I am posting from Victoria, BC (staying at the lovely, historic Empress Hotel) where I am attending Canada’s national technology transfer conference hosted by the Alliance for the Commercialization of Canadian Technology. I have a few days to reflect on Canada’s technology transfer (TT) industry where I began my story many years ago, my story which was recently told in “From Broker to Broker in 17 short years” posted on Peter Levesque’s blog at Knowledge Mobilization Works! Over the next few days I will join some of my former colleagues from my former lives as we consider the state of the TT nation. This is what I think going into the conference:
It’s time for TT to grow up.
TT has done some wonderful things for industry, academia and for society. Don’t just look at the money reported by StatsCan’s “Commercialization of Intellectual Property in the Higher Education Sector” which reported $52M in royalty revenue for Canadian universities in 2007 (Read the report here) but look also at the Better World Project that tells the stories of societal impact of TT. Nonetheless, The Council of Canadian Academies recently released its report “Innovation and Business Strategy: Why Canada Falls Short” (Read the report here). Canada continues to under perform on innovation metrics. This shouldn’t be news but academic TT needs to examine its role in this innovation system. Canadian institutions spent $41.8M to generate the $52M in royalty revenues (http://www40.statcan.gc.ca/l01/cst01/scte04-eng.htm) not to mention all the investments in managing research contracts, Material Transfer Agreements and Confidentiality Agreements and support for internal and external legal counsel. The system isn’t running on all cylinders, or, as Ron Freedman of The Impact Group says, we need a new paradigm for research and innovation (http://www.thestar.com/comment/article/686405).
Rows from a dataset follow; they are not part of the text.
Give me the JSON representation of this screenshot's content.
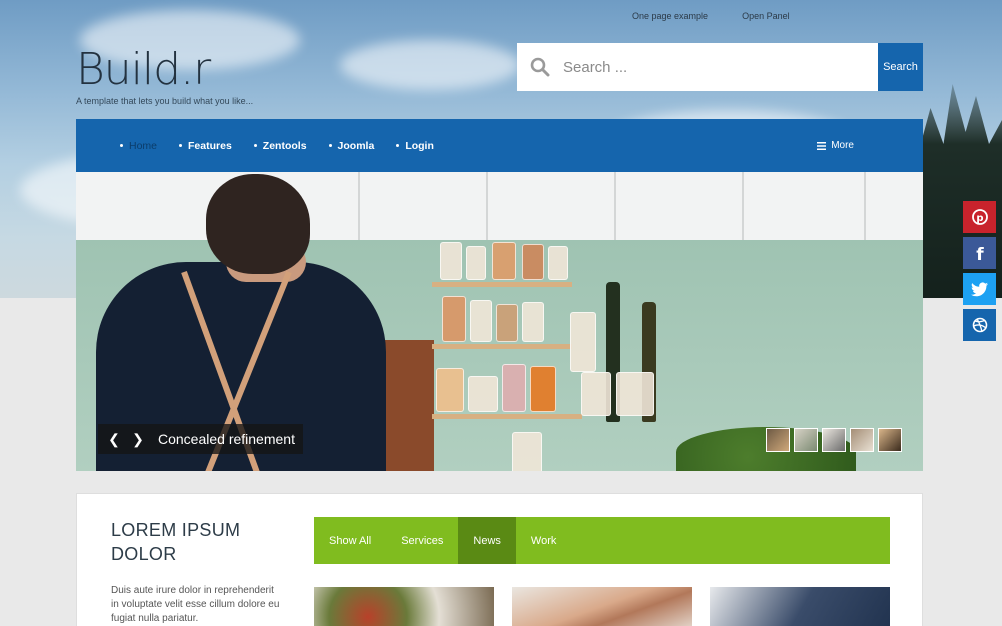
{
  "top_links": [
    "One page example",
    "Open Panel"
  ],
  "logo": "Build.r",
  "tagline": "A template that lets you build what you like...",
  "search": {
    "placeholder": "Search ...",
    "button": "Search"
  },
  "nav": {
    "items": [
      {
        "label": "Home",
        "active": true
      },
      {
        "label": "Features",
        "active": false
      },
      {
        "label": "Zentools",
        "active": false
      },
      {
        "label": "Joomla",
        "active": false
      },
      {
        "label": "Login",
        "active": false
      }
    ],
    "more_label": "More"
  },
  "slider": {
    "caption": "Concealed refinement",
    "prev_icon": "chevron-left-icon",
    "next_icon": "chevron-right-icon",
    "thumbnail_count": 5
  },
  "social": [
    "pinterest-icon",
    "facebook-icon",
    "twitter-icon",
    "dribbble-icon"
  ],
  "section": {
    "title_line1": "LOREM IPSUM",
    "title_line2": "DOLOR",
    "text_line1": "Duis aute irure dolor in reprehenderit",
    "text_line2": "in voluptate velit esse cillum dolore eu",
    "text_line3": "fugiat nulla pariatur."
  },
  "filter": {
    "tabs": [
      {
        "label": "Show All",
        "active": false
      },
      {
        "label": "Services",
        "active": false
      },
      {
        "label": "News",
        "active": true
      },
      {
        "label": "Work",
        "active": false
      }
    ]
  },
  "colors": {
    "primary_blue": "#1565ad",
    "filter_green": "#80bc1f",
    "filter_active": "#5a8a14",
    "pinterest": "#c8232c",
    "facebook": "#3b5998",
    "twitter": "#1da1f2",
    "dribbble": "#1565ad"
  }
}
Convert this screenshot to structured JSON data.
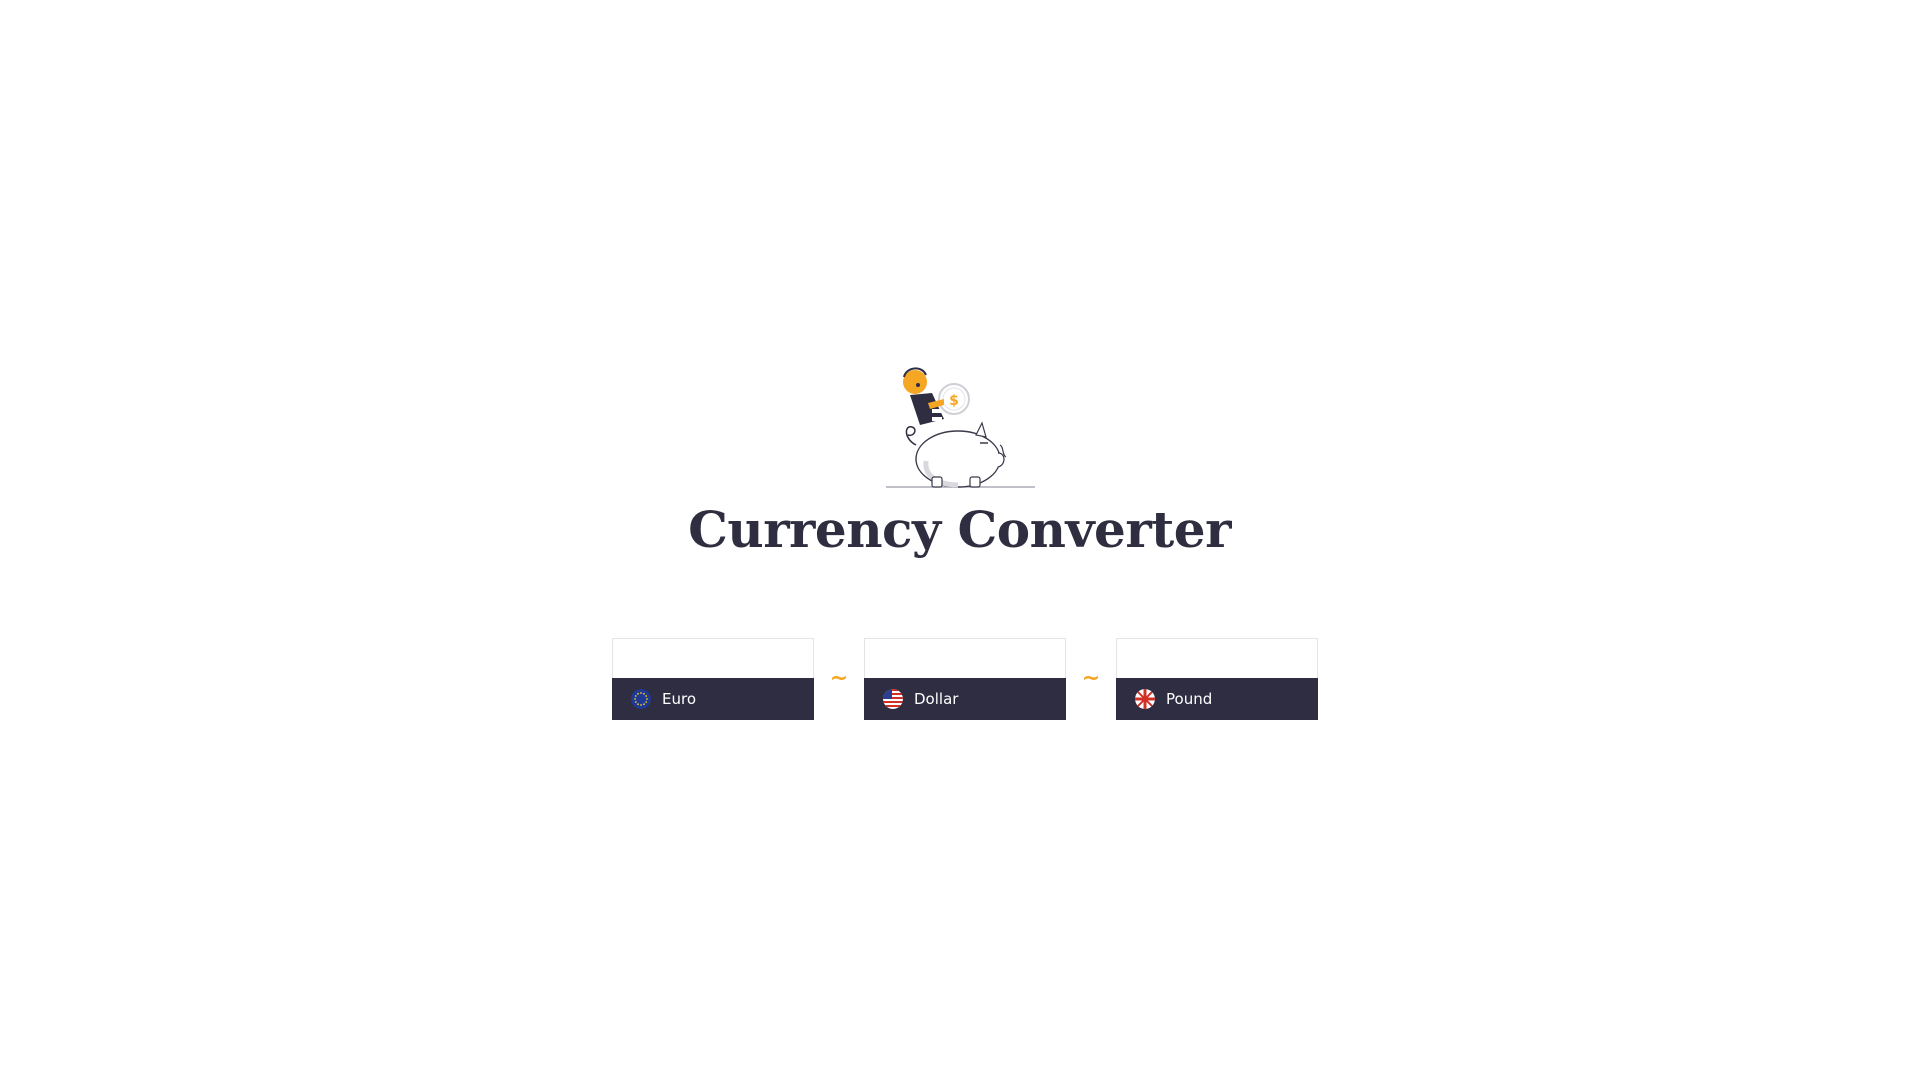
{
  "page": {
    "title": "Currency Converter",
    "illustration_icon": "piggy-bank-icon"
  },
  "separator": "~",
  "currencies": [
    {
      "name": "Euro",
      "amount": "",
      "flag_icon": "eu-flag-icon"
    },
    {
      "name": "Dollar",
      "amount": "",
      "flag_icon": "us-flag-icon"
    },
    {
      "name": "Pound",
      "amount": "",
      "flag_icon": "uk-flag-icon"
    }
  ],
  "colors": {
    "accent": "#f5a623",
    "dark": "#2e2d42",
    "title": "#2e2e40",
    "background": "#ffffff"
  }
}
It’s time for TT to grow up.
By this I mean it is time for TT to grow, expand and explore new value propositions. The unilateral push of patents into the hands of industry is only one space where the university and industry interact. It’s time the talented TT workforce applied its skills in brokering university-industry relationships to the many other spaces of university-industry engagement. Some universities already take a more holistic view of these spaces. The Co-operative Education & Career Services administers the co-operative education system for the University of Waterloo. Luc Lalande (@LucLalande) at Carleton University spends only about 5% of his time pushing patents out the door. The other 95% of his time he is supporting innovation and entrepreneurship of his faculty and graduate students. Penn State recognizes the broader roles of university-industry engagement in local innovation systems (http://oewd.psu.edu/tre/files/Proceedings-10-06-08.pdf) and the Rochester Institute of Technology has set up a centre to support student lead innovation (http://www.rit.edu/news/?v=47022). Look for York University to soon launch Innovation York that will learn from may of these experiences and develop a hybrid of technology transfer, industry liaison and knowledge mobilization.
As we described in Evidence & Policy, KM isn’t a discrete activity but a suite of services. Why do we continue to rely on TT as the principle means of mediating the university-industry relationship? Imagine the potential for impact if we further increase the flow of people, ideas, money and materials between universities and industries by allowing the substantial talents of the TT workforce to support a broader range of university-industry engagement. Imagine the increased quantity and quality of industry matching research grants from CIHR, NSERC, OCE and yes, even SSHRC whose business, management, finance, legal and design scholars are very much relevant to industry.
As I previously wrote (KM & TT: Chapter 3), TT has something to learn from KM and that is why I am here at ACCT. Over the next 2 days I’ll blog and I’ll tweet (@researchimpact) from the conference. In addition to re-connecting with old friends I’ll be looking for new ideas and new friends who I can grow up with. I’m ready to grow up.